§ **Supplied data**
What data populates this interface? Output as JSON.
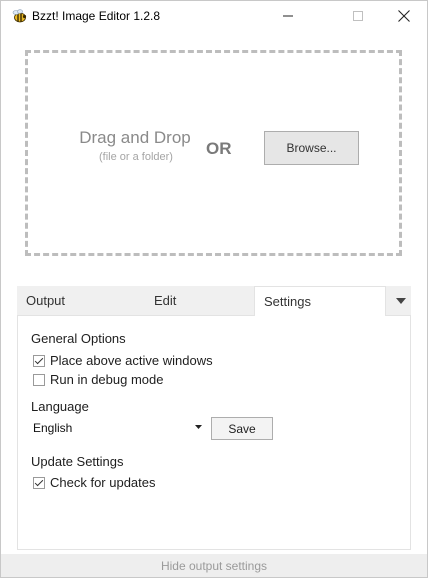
{
  "window": {
    "title": "Bzzt! Image Editor 1.2.8",
    "app_icon": "bee-icon"
  },
  "dropzone": {
    "title": "Drag and Drop",
    "subtitle": "(file or a folder)",
    "or_label": "OR",
    "browse_label": "Browse..."
  },
  "tabs": [
    {
      "label": "Output",
      "active": false
    },
    {
      "label": "Edit",
      "active": false
    },
    {
      "label": "Settings",
      "active": true
    }
  ],
  "settings": {
    "general_title": "General Options",
    "place_above_label": "Place above active windows",
    "place_above_checked": true,
    "debug_label": "Run in debug mode",
    "debug_checked": false,
    "language_title": "Language",
    "language_value": "English",
    "save_label": "Save",
    "update_title": "Update Settings",
    "check_updates_label": "Check for updates",
    "check_updates_checked": true
  },
  "footer": {
    "label": "Hide output settings"
  }
}
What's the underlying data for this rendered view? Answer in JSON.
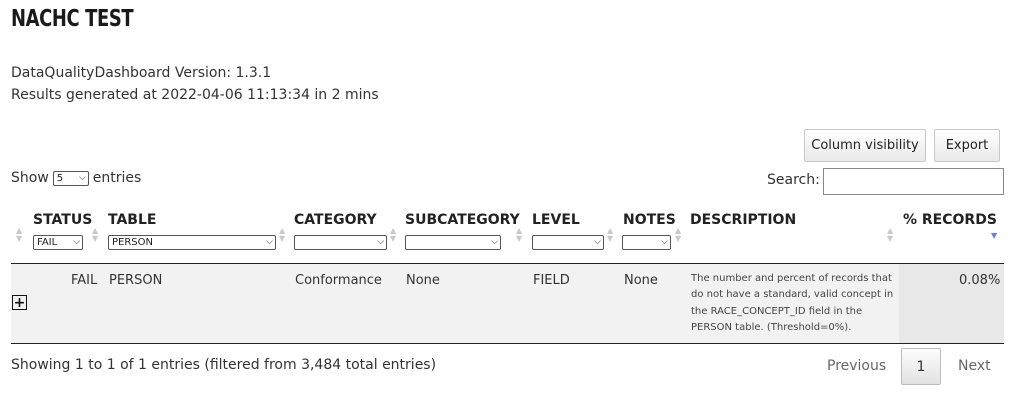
{
  "page": {
    "title": "NACHC TEST",
    "version_line": "DataQualityDashboard Version: 1.3.1",
    "generated_line": "Results generated at 2022-04-06 11:13:34 in 2 mins"
  },
  "toolbar": {
    "column_visibility_label": "Column visibility",
    "export_label": "Export"
  },
  "length": {
    "show_label": "Show",
    "value": "5",
    "entries_label": "entries"
  },
  "search": {
    "label": "Search:",
    "value": ""
  },
  "columns": {
    "status": "STATUS",
    "table": "TABLE",
    "category": "CATEGORY",
    "subcategory": "SUBCATEGORY",
    "level": "LEVEL",
    "notes": "NOTES",
    "description": "DESCRIPTION",
    "records": "% RECORDS"
  },
  "filters": {
    "status": "FAIL",
    "table": "PERSON",
    "category": "",
    "subcategory": "",
    "level": "",
    "notes": ""
  },
  "rows": [
    {
      "status": "FAIL",
      "table": "PERSON",
      "category": "Conformance",
      "subcategory": "None",
      "level": "FIELD",
      "notes": "None",
      "description": "The number and percent of records that do not have a standard, valid concept in the RACE_CONCEPT_ID field in the PERSON table. (Threshold=0%).",
      "records": "0.08%"
    }
  ],
  "footer": {
    "info": "Showing 1 to 1 of 1 entries (filtered from 3,484 total entries)",
    "previous_label": "Previous",
    "current_page": "1",
    "next_label": "Next"
  },
  "colors": {
    "header_line": "#222222",
    "row_background": "#f2f2f2",
    "sorted_column": "#e8e8e8",
    "sort_active": "#6a7fd0"
  }
}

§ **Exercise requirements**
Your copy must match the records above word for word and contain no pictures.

§ **Answer for the task**
What data populates this interface? Output as JSON.
{
  "window": {
    "title": "Bzzt! Image Editor 1.2.8",
    "app_icon": "bee-icon"
  },
  "dropzone": {
    "title": "Drag and Drop",
    "subtitle": "(file or a folder)",
    "or_label": "OR",
    "browse_label": "Browse..."
  },
  "tabs": [
    {
      "label": "Output",
      "active": false
    },
    {
      "label": "Edit",
      "active": false
    },
    {
      "label": "Settings",
      "active": true
    }
  ],
  "settings": {
    "general_title": "General Options",
    "place_above_label": "Place above active windows",
    "place_above_checked": true,
    "debug_label": "Run in debug mode",
    "debug_checked": false,
    "language_title": "Language",
    "language_value": "English",
    "save_label": "Save",
    "update_title": "Update Settings",
    "check_updates_label": "Check for updates",
    "check_updates_checked": true
  },
  "footer": {
    "label": "Hide output settings"
  }
}
What's the underlying data for this rendered view? Answer in JSON.
{
  "page": {
    "title": "NACHC TEST",
    "version_line": "DataQualityDashboard Version: 1.3.1",
    "generated_line": "Results generated at 2022-04-06 11:13:34 in 2 mins"
  },
  "toolbar": {
    "column_visibility_label": "Column visibility",
    "export_label": "Export"
  },
  "length": {
    "show_label": "Show",
    "value": "5",
    "entries_label": "entries"
  },
  "search": {
    "label": "Search:",
    "value": ""
  },
  "columns": {
    "status": "STATUS",
    "table": "TABLE",
    "category": "CATEGORY",
    "subcategory": "SUBCATEGORY",
    "level": "LEVEL",
    "notes": "NOTES",
    "description": "DESCRIPTION",
    "records": "% RECORDS"
  },
  "filters": {
    "status": "FAIL",
    "table": "PERSON",
    "category": "",
    "subcategory": "",
    "level": "",
    "notes": ""
  },
  "rows": [
    {
      "status": "FAIL",
      "table": "PERSON",
      "category": "Conformance",
      "subcategory": "None",
      "level": "FIELD",
      "notes": "None",
      "description": "The number and percent of records that do not have a standard, valid concept in the RACE_CONCEPT_ID field in the PERSON table. (Threshold=0%).",
      "records": "0.08%"
    }
  ],
  "footer": {
    "info": "Showing 1 to 1 of 1 entries (filtered from 3,484 total entries)",
    "previous_label": "Previous",
    "current_page": "1",
    "next_label": "Next"
  },
  "colors": {
    "header_line": "#222222",
    "row_background": "#f2f2f2",
    "sorted_column": "#e8e8e8",
    "sort_active": "#6a7fd0"
  }
}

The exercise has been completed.